==== Information shown
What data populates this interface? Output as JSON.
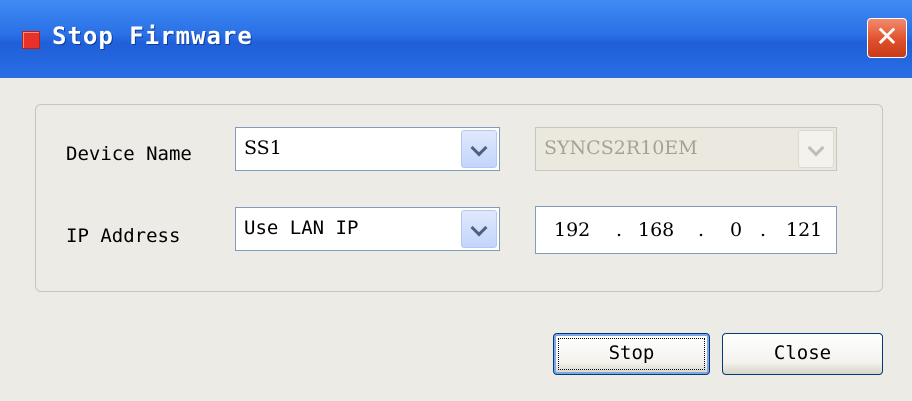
{
  "window": {
    "title": "Stop Firmware",
    "icon": "app-icon",
    "close_label": "✕"
  },
  "form": {
    "device_name_label": "Device Name",
    "device_name_value": "SS1",
    "model_value": "SYNCS2R10EM",
    "ip_address_label": "IP Address",
    "ip_mode_value": "Use LAN IP",
    "ip_octets": [
      "192",
      "168",
      "0",
      "121"
    ],
    "ip_separator": "."
  },
  "buttons": {
    "stop_label": "Stop",
    "close_label": "Close"
  },
  "colors": {
    "titlebar": "#2a6fe6",
    "client_bg": "#ecebe5",
    "close_button": "#e0502c"
  }
}
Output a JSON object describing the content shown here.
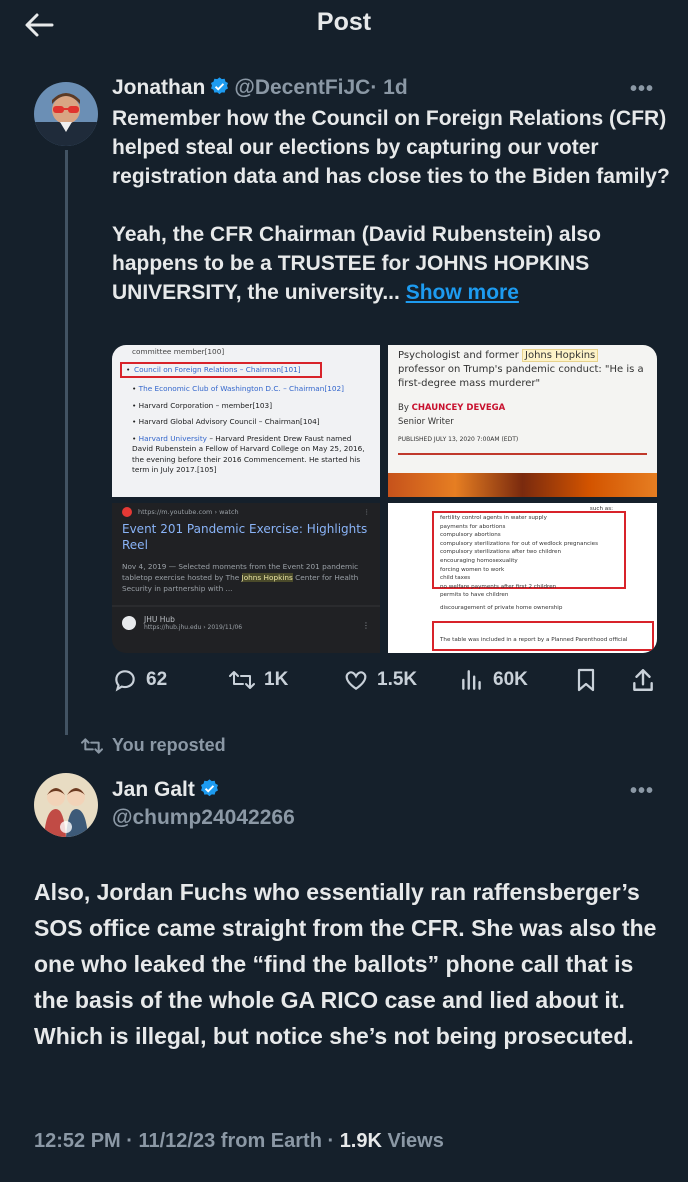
{
  "header": {
    "title": "Post"
  },
  "tweet1": {
    "name": "Jonathan",
    "handle": "@DecentFiJC",
    "time": "· 1d",
    "text_p1": "Remember how the Council on Foreign Relations (CFR) helped steal our elections by capturing our voter registration data and has close ties to the Biden family?",
    "text_p2": "Yeah, the CFR Chairman (David Rubenstein) also happens to be a TRUSTEE for JOHNS HOPKINS UNIVERSITY, the university...",
    "show_more": "Show more",
    "media": {
      "wiki": {
        "line0": "committee member[100]",
        "line1": "Council on Foreign Relations – Chairman[101]",
        "line2": "The Economic Club of Washington D.C. – Chairman[102]",
        "line3": "Harvard Corporation – member[103]",
        "line4": "Harvard Global Advisory Council – Chairman[104]",
        "line5a": "Harvard University",
        "line5b": " – Harvard President Drew Faust named David Rubenstein a Fellow of Harvard College on May 25, 2016, the evening before their 2016 Commencement. He started his term in July 2017.[105]"
      },
      "article": {
        "line1a": "Psychologist and former ",
        "line1b": "Johns Hopkins",
        "line2": "professor on Trump's pandemic conduct: \"He is a first-degree mass murderer\"",
        "by": "By ",
        "author": "CHAUNCEY DEVEGA",
        "role": "Senior Writer",
        "published": "PUBLISHED JULY 13, 2020 7:00AM (EDT)"
      },
      "video": {
        "url": "https://m.youtube.com › watch",
        "title": "Event 201 Pandemic Exercise: Highlights Reel",
        "desc_a": "Nov 4, 2019 — Selected moments from the Event 201 pandemic tabletop exercise hosted by The ",
        "desc_hl": "Johns Hopkins",
        "desc_b": " Center for Health Security in partnership with ...",
        "source": "JHU Hub",
        "source_url": "https://hub.jhu.edu › 2019/11/06"
      },
      "doc": {
        "header": "such as:",
        "items": [
          "fertility control agents in water supply",
          "payments for abortions",
          "compulsory abortions",
          "compulsory sterilizations for out of wedlock pregnancies",
          "compulsory sterilizations after two children",
          "encouraging homosexuality",
          "forcing women to work",
          "child taxes",
          "no welfare payments after first 2 children",
          "permits to have children",
          "discouragement of private home ownership"
        ],
        "caption": "The table was included in a report by a Planned Parenthood official"
      }
    },
    "actions": {
      "replies": "62",
      "reposts": "1K",
      "likes": "1.5K",
      "views": "60K"
    }
  },
  "repost_label": "You reposted",
  "tweet2": {
    "name": "Jan Galt",
    "handle": "@chump24042266",
    "text": "Also, Jordan Fuchs who essentially ran raffensberger’s SOS office came straight from the CFR. She was also the one who leaked the “find the ballots” phone call that is the basis of the whole GA RICO case and lied about it. Which is illegal, but notice she’s not being prosecuted.",
    "time": "12:52 PM · 11/12/23 from Earth · ",
    "views_count": "1.9K",
    "views_label": " Views"
  },
  "colors": {
    "bg": "#15202b",
    "accent": "#1d9bf0",
    "muted": "#8b98a5"
  }
}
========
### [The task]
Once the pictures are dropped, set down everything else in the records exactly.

### [Output for this task]
What data populates this interface? Output as JSON.
{
  "window": {
    "title": "Stop Firmware",
    "icon": "app-icon",
    "close_label": "✕"
  },
  "form": {
    "device_name_label": "Device Name",
    "device_name_value": "SS1",
    "model_value": "SYNCS2R10EM",
    "ip_address_label": "IP Address",
    "ip_mode_value": "Use LAN IP",
    "ip_octets": [
      "192",
      "168",
      "0",
      "121"
    ],
    "ip_separator": "."
  },
  "buttons": {
    "stop_label": "Stop",
    "close_label": "Close"
  },
  "colors": {
    "titlebar": "#2a6fe6",
    "client_bg": "#ecebe5",
    "close_button": "#e0502c"
  }
}
Output a JSON object describing the content shown here.
{
  "header": {
    "title": "Post"
  },
  "tweet1": {
    "name": "Jonathan",
    "handle": "@DecentFiJC",
    "time": "· 1d",
    "text_p1": "Remember how the Council on Foreign Relations (CFR) helped steal our elections by capturing our voter registration data and has close ties to the Biden family?",
    "text_p2": "Yeah, the CFR Chairman (David Rubenstein) also happens to be a TRUSTEE for JOHNS HOPKINS UNIVERSITY, the university...",
    "show_more": "Show more",
    "media": {
      "wiki": {
        "line0": "committee member[100]",
        "line1": "Council on Foreign Relations – Chairman[101]",
        "line2": "The Economic Club of Washington D.C. – Chairman[102]",
        "line3": "Harvard Corporation – member[103]",
        "line4": "Harvard Global Advisory Council – Chairman[104]",
        "line5a": "Harvard University",
        "line5b": " – Harvard President Drew Faust named David Rubenstein a Fellow of Harvard College on May 25, 2016, the evening before their 2016 Commencement. He started his term in July 2017.[105]"
      },
      "article": {
        "line1a": "Psychologist and former ",
        "line1b": "Johns Hopkins",
        "line2": "professor on Trump's pandemic conduct: \"He is a first-degree mass murderer\"",
        "by": "By ",
        "author": "CHAUNCEY DEVEGA",
        "role": "Senior Writer",
        "published": "PUBLISHED JULY 13, 2020 7:00AM (EDT)"
      },
      "video": {
        "url": "https://m.youtube.com › watch",
        "title": "Event 201 Pandemic Exercise: Highlights Reel",
        "desc_a": "Nov 4, 2019 — Selected moments from the Event 201 pandemic tabletop exercise hosted by The ",
        "desc_hl": "Johns Hopkins",
        "desc_b": " Center for Health Security in partnership with ...",
        "source": "JHU Hub",
        "source_url": "https://hub.jhu.edu › 2019/11/06"
      },
      "doc": {
        "header": "such as:",
        "items": [
          "fertility control agents in water supply",
          "payments for abortions",
          "compulsory abortions",
          "compulsory sterilizations for out of wedlock pregnancies",
          "compulsory sterilizations after two children",
          "encouraging homosexuality",
          "forcing women to work",
          "child taxes",
          "no welfare payments after first 2 children",
          "permits to have children",
          "discouragement of private home ownership"
        ],
        "caption": "The table was included in a report by a Planned Parenthood official"
      }
    },
    "actions": {
      "replies": "62",
      "reposts": "1K",
      "likes": "1.5K",
      "views": "60K"
    }
  },
  "repost_label": "You reposted",
  "tweet2": {
    "name": "Jan Galt",
    "handle": "@chump24042266",
    "text": "Also, Jordan Fuchs who essentially ran raffensberger’s SOS office came straight from the CFR. She was also the one who leaked the “find the ballots” phone call that is the basis of the whole GA RICO case and lied about it. Which is illegal, but notice she’s not being prosecuted.",
    "time": "12:52 PM · 11/12/23 from Earth · ",
    "views_count": "1.9K",
    "views_label": " Views"
  },
  "colors": {
    "bg": "#15202b",
    "accent": "#1d9bf0",
    "muted": "#8b98a5"
  }
}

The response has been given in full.